* **Requirement**
Quote the records that follow in full, leaving the pictures out.

* **Source material**

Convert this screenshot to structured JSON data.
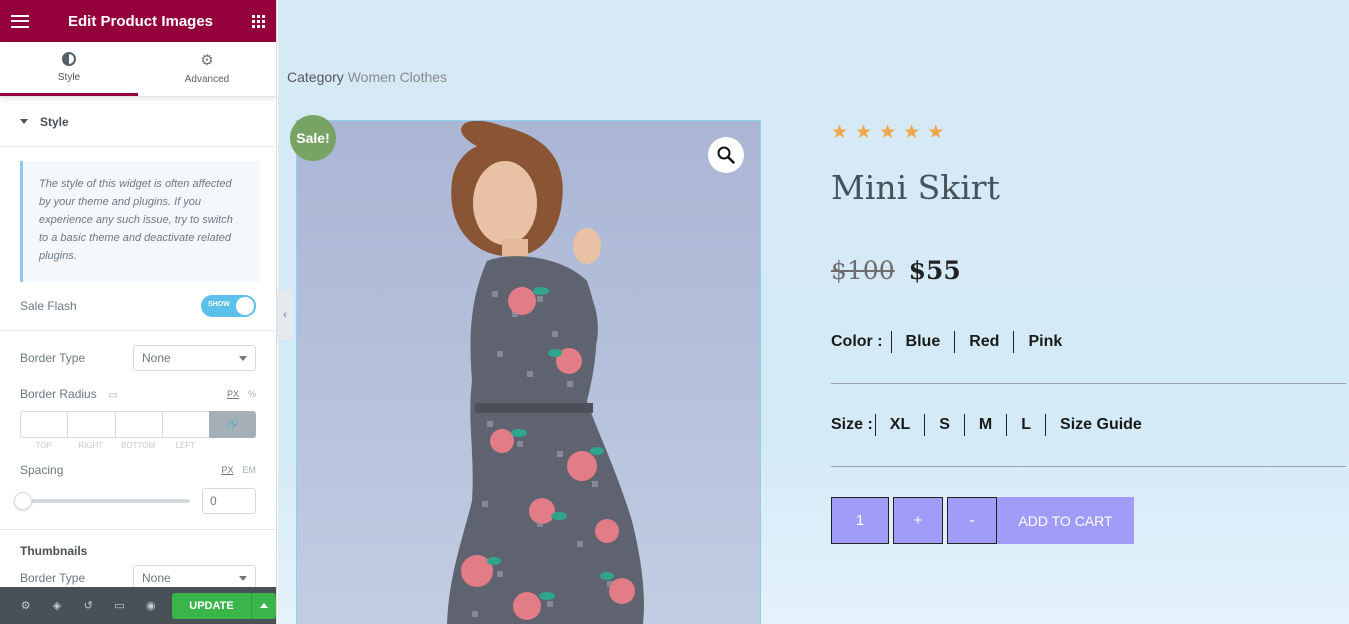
{
  "panel": {
    "title": "Edit Product Images",
    "tabs": [
      {
        "label": "Style",
        "icon": "contrast-icon",
        "active": true
      },
      {
        "label": "Advanced",
        "icon": "gear-icon",
        "active": false
      }
    ],
    "section_title": "Style",
    "notice": "The style of this widget is often affected by your theme and plugins. If you experience any such issue, try to switch to a basic theme and deactivate related plugins.",
    "sale_flash": {
      "label": "Sale Flash",
      "toggle": "SHOW"
    },
    "border_type": {
      "label": "Border Type",
      "value": "None"
    },
    "border_radius": {
      "label": "Border Radius",
      "units": [
        "PX",
        "%"
      ],
      "fields": [
        "TOP",
        "RIGHT",
        "BOTTOM",
        "LEFT"
      ]
    },
    "spacing": {
      "label": "Spacing",
      "units": [
        "PX",
        "EM"
      ],
      "value": "0"
    },
    "thumbnails": {
      "label": "Thumbnails",
      "border_type_label": "Border Type",
      "border_type_value": "None"
    },
    "footer": {
      "update": "UPDATE"
    }
  },
  "preview": {
    "category_label": "Category",
    "category_value": "Women Clothes",
    "sale_badge": "Sale!",
    "rating": 5,
    "title": "Mini Skirt",
    "price_old": "$100",
    "price_new": "$55",
    "color_label": "Color :",
    "colors": [
      "Blue",
      "Red",
      "Pink"
    ],
    "size_label": "Size :",
    "sizes": [
      "XL",
      "S",
      "M",
      "L",
      "Size Guide"
    ],
    "quantity": "1",
    "plus": "+",
    "minus": "-",
    "add_to_cart": "ADD TO CART"
  },
  "colors": {
    "brand": "#93003c",
    "update": "#39b54a",
    "toggle": "#5bc0eb",
    "cart": "#a19cf8",
    "star": "#f0a644",
    "sale": "#77a464"
  }
}
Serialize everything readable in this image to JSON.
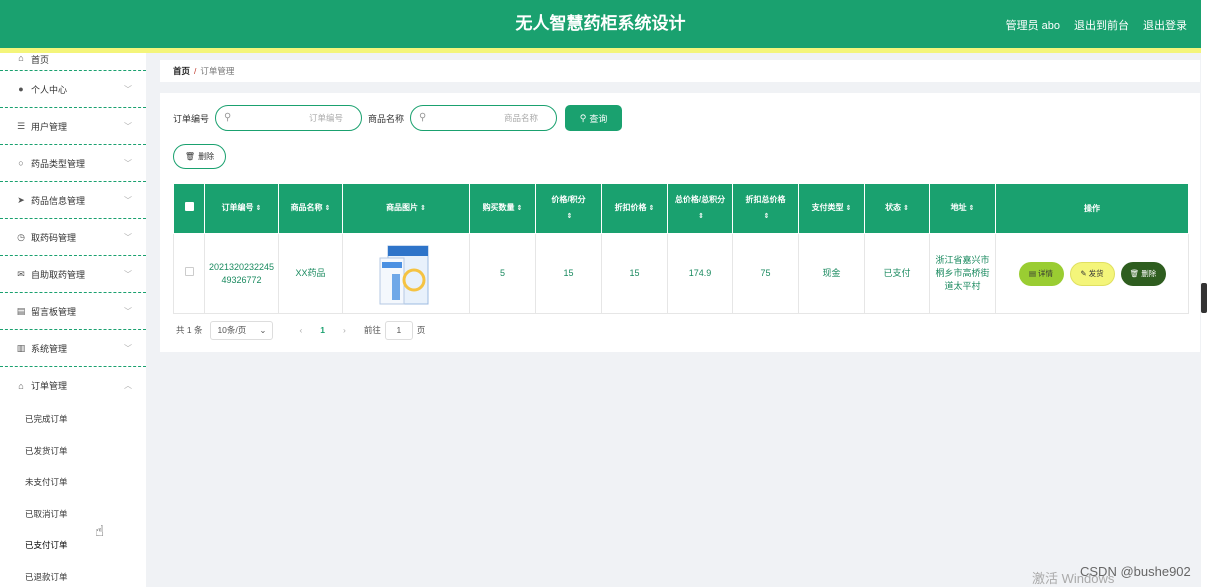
{
  "header": {
    "title": "无人智慧药柜系统设计",
    "admin": "管理员 abo",
    "back_front": "退出到前台",
    "logout": "退出登录"
  },
  "sidebar": {
    "items": [
      {
        "label": "首页",
        "icon": "home-icon"
      },
      {
        "label": "个人中心",
        "icon": "person-icon"
      },
      {
        "label": "用户管理",
        "icon": "sliders-icon"
      },
      {
        "label": "药品类型管理",
        "icon": "power-icon"
      },
      {
        "label": "药品信息管理",
        "icon": "send-icon"
      },
      {
        "label": "取药码管理",
        "icon": "clock-icon"
      },
      {
        "label": "自助取药管理",
        "icon": "mail-icon"
      },
      {
        "label": "留言板管理",
        "icon": "doc-icon"
      },
      {
        "label": "系统管理",
        "icon": "bar-chart-icon"
      },
      {
        "label": "订单管理",
        "icon": "bank-icon"
      }
    ],
    "sub_items": [
      "已完成订单",
      "已发货订单",
      "未支付订单",
      "已取消订单",
      "已支付订单",
      "已退款订单"
    ]
  },
  "breadcrumb": {
    "home": "首页",
    "separator": "/",
    "current": "订单管理"
  },
  "search": {
    "order_label": "订单编号",
    "order_placeholder": "订单编号",
    "name_label": "商品名称",
    "name_placeholder": "商品名称",
    "query_button": "查询",
    "delete_button": "删除"
  },
  "table": {
    "headers": [
      "订单编号",
      "商品名称",
      "商品图片",
      "购买数量",
      "价格/积分",
      "折扣价格",
      "总价格/总积分",
      "折扣总价格",
      "支付类型",
      "状态",
      "地址",
      "操作"
    ],
    "rows": [
      {
        "order_no": "202132023224549326772",
        "name": "XX药品",
        "qty": "5",
        "price": "15",
        "discount_price": "15",
        "total": "174.9",
        "discount_total": "75",
        "pay_type": "现金",
        "status": "已支付",
        "address": "浙江省嘉兴市桐乡市高桥街道太平村"
      }
    ],
    "actions": {
      "detail": "详情",
      "ship": "发货",
      "delete": "删除"
    }
  },
  "pager": {
    "total": "共 1 条",
    "page_size": "10条/页",
    "current": "1",
    "goto_label": "前往",
    "goto_value": "1",
    "page_suffix": "页"
  },
  "watermark": "激活 Windows",
  "csdn": "CSDN @bushe902",
  "colors": {
    "primary": "#1aa16f",
    "yellow": "#f4f57a",
    "detail": "#9acd32",
    "delete": "#2e5d1f"
  }
}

* **Task response**
Convert this screenshot to structured JSON data.
{
  "panel": {
    "title": "Edit Product Images",
    "tabs": [
      {
        "label": "Style",
        "icon": "contrast-icon",
        "active": true
      },
      {
        "label": "Advanced",
        "icon": "gear-icon",
        "active": false
      }
    ],
    "section_title": "Style",
    "notice": "The style of this widget is often affected by your theme and plugins. If you experience any such issue, try to switch to a basic theme and deactivate related plugins.",
    "sale_flash": {
      "label": "Sale Flash",
      "toggle": "SHOW"
    },
    "border_type": {
      "label": "Border Type",
      "value": "None"
    },
    "border_radius": {
      "label": "Border Radius",
      "units": [
        "PX",
        "%"
      ],
      "fields": [
        "TOP",
        "RIGHT",
        "BOTTOM",
        "LEFT"
      ]
    },
    "spacing": {
      "label": "Spacing",
      "units": [
        "PX",
        "EM"
      ],
      "value": "0"
    },
    "thumbnails": {
      "label": "Thumbnails",
      "border_type_label": "Border Type",
      "border_type_value": "None"
    },
    "footer": {
      "update": "UPDATE"
    }
  },
  "preview": {
    "category_label": "Category",
    "category_value": "Women Clothes",
    "sale_badge": "Sale!",
    "rating": 5,
    "title": "Mini Skirt",
    "price_old": "$100",
    "price_new": "$55",
    "color_label": "Color :",
    "colors": [
      "Blue",
      "Red",
      "Pink"
    ],
    "size_label": "Size :",
    "sizes": [
      "XL",
      "S",
      "M",
      "L",
      "Size Guide"
    ],
    "quantity": "1",
    "plus": "+",
    "minus": "-",
    "add_to_cart": "ADD TO CART"
  },
  "colors": {
    "brand": "#93003c",
    "update": "#39b54a",
    "toggle": "#5bc0eb",
    "cart": "#a19cf8",
    "star": "#f0a644",
    "sale": "#77a464"
  }
}
Serialize everything readable in this image to JSON.
{
  "header": {
    "title": "无人智慧药柜系统设计",
    "admin": "管理员 abo",
    "back_front": "退出到前台",
    "logout": "退出登录"
  },
  "sidebar": {
    "items": [
      {
        "label": "首页",
        "icon": "home-icon"
      },
      {
        "label": "个人中心",
        "icon": "person-icon"
      },
      {
        "label": "用户管理",
        "icon": "sliders-icon"
      },
      {
        "label": "药品类型管理",
        "icon": "power-icon"
      },
      {
        "label": "药品信息管理",
        "icon": "send-icon"
      },
      {
        "label": "取药码管理",
        "icon": "clock-icon"
      },
      {
        "label": "自助取药管理",
        "icon": "mail-icon"
      },
      {
        "label": "留言板管理",
        "icon": "doc-icon"
      },
      {
        "label": "系统管理",
        "icon": "bar-chart-icon"
      },
      {
        "label": "订单管理",
        "icon": "bank-icon"
      }
    ],
    "sub_items": [
      "已完成订单",
      "已发货订单",
      "未支付订单",
      "已取消订单",
      "已支付订单",
      "已退款订单"
    ]
  },
  "breadcrumb": {
    "home": "首页",
    "separator": "/",
    "current": "订单管理"
  },
  "search": {
    "order_label": "订单编号",
    "order_placeholder": "订单编号",
    "name_label": "商品名称",
    "name_placeholder": "商品名称",
    "query_button": "查询",
    "delete_button": "删除"
  },
  "table": {
    "headers": [
      "订单编号",
      "商品名称",
      "商品图片",
      "购买数量",
      "价格/积分",
      "折扣价格",
      "总价格/总积分",
      "折扣总价格",
      "支付类型",
      "状态",
      "地址",
      "操作"
    ],
    "rows": [
      {
        "order_no": "202132023224549326772",
        "name": "XX药品",
        "qty": "5",
        "price": "15",
        "discount_price": "15",
        "total": "174.9",
        "discount_total": "75",
        "pay_type": "现金",
        "status": "已支付",
        "address": "浙江省嘉兴市桐乡市高桥街道太平村"
      }
    ],
    "actions": {
      "detail": "详情",
      "ship": "发货",
      "delete": "删除"
    }
  },
  "pager": {
    "total": "共 1 条",
    "page_size": "10条/页",
    "current": "1",
    "goto_label": "前往",
    "goto_value": "1",
    "page_suffix": "页"
  },
  "watermark": "激活 Windows",
  "csdn": "CSDN @bushe902",
  "colors": {
    "primary": "#1aa16f",
    "yellow": "#f4f57a",
    "detail": "#9acd32",
    "delete": "#2e5d1f"
  }
}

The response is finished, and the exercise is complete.